Lost in space with Astronautalis

The local rapper lays southern storytelling over a beat.

Astronautalis performed at Soundest 2012 on Sunday, May 27, 2012, in Shakopee, Minn.

Mark Vancleave, Daily File Photo

Astronautalis performed at Soundest 2012 on Sunday, May 27, 2012, in Shakopee, Minn.

Patrick Maloney

What: WHY? with Astronautalis and Sarah Winters

When: 6:30 p.m., Saturday

Where: Fine Line Music Café, 318 N. First Ave., Minneapolis

Cost: $15

Age: All ages

 

Astronautalis’ music lacks braggadocio and punch lines, so it might seem odd that this artist got his start doing rap battles.

Kicking off in his early teens, Astronautalis worked his way across the country before calling it quits.

“Battling has a pretty shallow creative glass ceiling,” Astronautalis said. “There are only so many times you can sign up to have some dudes call you gay over and over again.”

Astronautalis used to hone his freestyling skills by having his friends give him unconventional topics to rap about. When he quit battling for songwriting, he evolved that practice technique into part of his nightly performances.

“I take topics from the audience to freestyle about. I ask that they’re things that people don’t usually rap about,” Astronautalis said. “I take these disparate elements and try to make a story out of them.”

Astronautalis asks for around five subjects that no one has ever rapped about before — adding that “there are already so many awesome songs about cars and guns and butts and the stanky leg” — and then composes an impromptu narrative involving the topics over Top 40 rap beats.

The crowds get pretty into this exercise, urging Astronautalis to spitball about topics like Nicolas Cage, quantum physics and necromancy.

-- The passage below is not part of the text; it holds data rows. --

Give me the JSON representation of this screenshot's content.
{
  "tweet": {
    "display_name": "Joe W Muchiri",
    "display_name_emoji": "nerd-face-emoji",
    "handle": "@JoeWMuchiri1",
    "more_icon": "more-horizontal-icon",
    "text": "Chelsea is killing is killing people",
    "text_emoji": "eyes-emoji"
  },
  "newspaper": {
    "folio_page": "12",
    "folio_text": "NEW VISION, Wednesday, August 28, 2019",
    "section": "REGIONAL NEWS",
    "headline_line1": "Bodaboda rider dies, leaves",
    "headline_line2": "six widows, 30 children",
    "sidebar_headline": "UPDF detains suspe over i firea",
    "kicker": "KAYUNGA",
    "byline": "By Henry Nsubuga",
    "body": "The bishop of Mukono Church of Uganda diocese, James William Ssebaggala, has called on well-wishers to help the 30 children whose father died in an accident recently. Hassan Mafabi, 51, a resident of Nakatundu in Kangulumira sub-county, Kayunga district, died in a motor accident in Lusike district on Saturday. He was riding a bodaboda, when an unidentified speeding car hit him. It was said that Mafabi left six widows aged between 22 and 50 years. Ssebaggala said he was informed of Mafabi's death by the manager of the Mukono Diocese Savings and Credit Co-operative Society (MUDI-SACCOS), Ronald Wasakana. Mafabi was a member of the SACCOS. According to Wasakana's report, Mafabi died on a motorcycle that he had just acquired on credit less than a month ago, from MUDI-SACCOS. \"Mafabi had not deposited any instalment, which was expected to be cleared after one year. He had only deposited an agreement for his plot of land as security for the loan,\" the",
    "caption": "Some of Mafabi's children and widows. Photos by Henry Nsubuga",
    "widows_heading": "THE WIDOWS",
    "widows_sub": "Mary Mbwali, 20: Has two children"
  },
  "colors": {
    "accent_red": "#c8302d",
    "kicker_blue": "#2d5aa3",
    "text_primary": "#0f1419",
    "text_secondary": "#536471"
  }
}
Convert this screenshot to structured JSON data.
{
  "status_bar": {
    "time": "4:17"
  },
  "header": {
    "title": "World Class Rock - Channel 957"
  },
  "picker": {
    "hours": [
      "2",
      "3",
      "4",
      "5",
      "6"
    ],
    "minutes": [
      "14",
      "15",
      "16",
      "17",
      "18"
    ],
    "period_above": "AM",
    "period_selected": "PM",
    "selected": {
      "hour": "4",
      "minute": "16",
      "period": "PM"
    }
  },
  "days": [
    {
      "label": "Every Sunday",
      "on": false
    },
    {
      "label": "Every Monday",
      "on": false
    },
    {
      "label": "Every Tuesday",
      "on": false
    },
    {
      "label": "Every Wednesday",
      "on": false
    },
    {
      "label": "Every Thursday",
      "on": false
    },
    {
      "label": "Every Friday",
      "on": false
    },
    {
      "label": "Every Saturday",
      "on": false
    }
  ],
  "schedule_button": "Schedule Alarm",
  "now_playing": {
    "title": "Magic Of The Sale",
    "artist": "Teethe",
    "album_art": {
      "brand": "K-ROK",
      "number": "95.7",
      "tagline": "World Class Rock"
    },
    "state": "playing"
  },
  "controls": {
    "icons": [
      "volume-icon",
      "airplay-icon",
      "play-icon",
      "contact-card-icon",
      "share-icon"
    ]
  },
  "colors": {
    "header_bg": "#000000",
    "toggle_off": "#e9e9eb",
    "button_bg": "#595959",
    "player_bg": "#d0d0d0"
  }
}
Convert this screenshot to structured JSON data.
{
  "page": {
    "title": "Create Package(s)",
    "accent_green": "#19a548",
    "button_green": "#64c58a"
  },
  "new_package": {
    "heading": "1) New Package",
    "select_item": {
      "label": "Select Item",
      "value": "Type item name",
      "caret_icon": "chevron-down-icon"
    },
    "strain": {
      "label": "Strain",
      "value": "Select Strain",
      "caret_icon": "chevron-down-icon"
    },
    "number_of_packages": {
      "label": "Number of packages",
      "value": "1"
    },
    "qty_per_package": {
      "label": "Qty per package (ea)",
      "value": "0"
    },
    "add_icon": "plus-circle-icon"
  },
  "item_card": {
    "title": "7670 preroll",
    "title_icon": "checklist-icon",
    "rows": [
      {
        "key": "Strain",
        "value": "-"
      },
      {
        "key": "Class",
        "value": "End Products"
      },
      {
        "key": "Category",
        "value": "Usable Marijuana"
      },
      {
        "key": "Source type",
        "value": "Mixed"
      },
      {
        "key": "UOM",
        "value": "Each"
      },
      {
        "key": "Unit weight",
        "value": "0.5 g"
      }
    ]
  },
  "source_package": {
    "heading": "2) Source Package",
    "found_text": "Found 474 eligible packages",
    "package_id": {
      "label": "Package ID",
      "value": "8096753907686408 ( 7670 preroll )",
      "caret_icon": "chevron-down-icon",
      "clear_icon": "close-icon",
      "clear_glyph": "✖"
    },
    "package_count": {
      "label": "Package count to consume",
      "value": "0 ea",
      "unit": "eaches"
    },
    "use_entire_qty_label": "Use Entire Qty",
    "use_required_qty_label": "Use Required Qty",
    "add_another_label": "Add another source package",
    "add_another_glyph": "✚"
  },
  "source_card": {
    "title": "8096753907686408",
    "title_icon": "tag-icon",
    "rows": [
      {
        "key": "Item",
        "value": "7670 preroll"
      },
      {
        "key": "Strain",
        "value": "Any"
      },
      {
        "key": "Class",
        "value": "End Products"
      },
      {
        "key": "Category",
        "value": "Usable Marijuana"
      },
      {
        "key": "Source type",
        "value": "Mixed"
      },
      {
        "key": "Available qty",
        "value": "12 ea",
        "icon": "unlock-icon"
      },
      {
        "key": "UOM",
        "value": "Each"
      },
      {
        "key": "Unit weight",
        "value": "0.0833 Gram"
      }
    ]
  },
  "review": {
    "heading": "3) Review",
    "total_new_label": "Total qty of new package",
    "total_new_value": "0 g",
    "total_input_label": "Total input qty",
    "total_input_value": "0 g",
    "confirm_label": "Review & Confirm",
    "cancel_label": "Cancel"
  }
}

“There’s always something about zombies,” he said.

Astronautalis traces this freestyling back to his roots in Jacksonville, Fla.

“It’s like old southern drunkard storytelling throughout the whole thing,” he said. “That’s a gigantic part of my culture.”

Astronautalis’ songwriting also draws on storytelling. Over piano- and guitar-driven beats, he weaves stories about the Revolutionary War, making out behind vending machines and cryogenic freezing.

Like battling, he says, rapping about science and history can be one-dimensional.

“When you get into that nerd-core and joke rap, it’s basically just like a book report,” he said.

Astronautalis tries to look a little bit deeper. His writing process is the antithesis of freestyle — long and slow, filled with years of research. However, he strives to make his work to come off more like a song than a TED Talk by incorporating intricate rhyme schemes and sing-a-long choruses.

“When you read these stories, there’s a lot of amazing drama there. That’s the heart of a lot of good art. It’s all there.”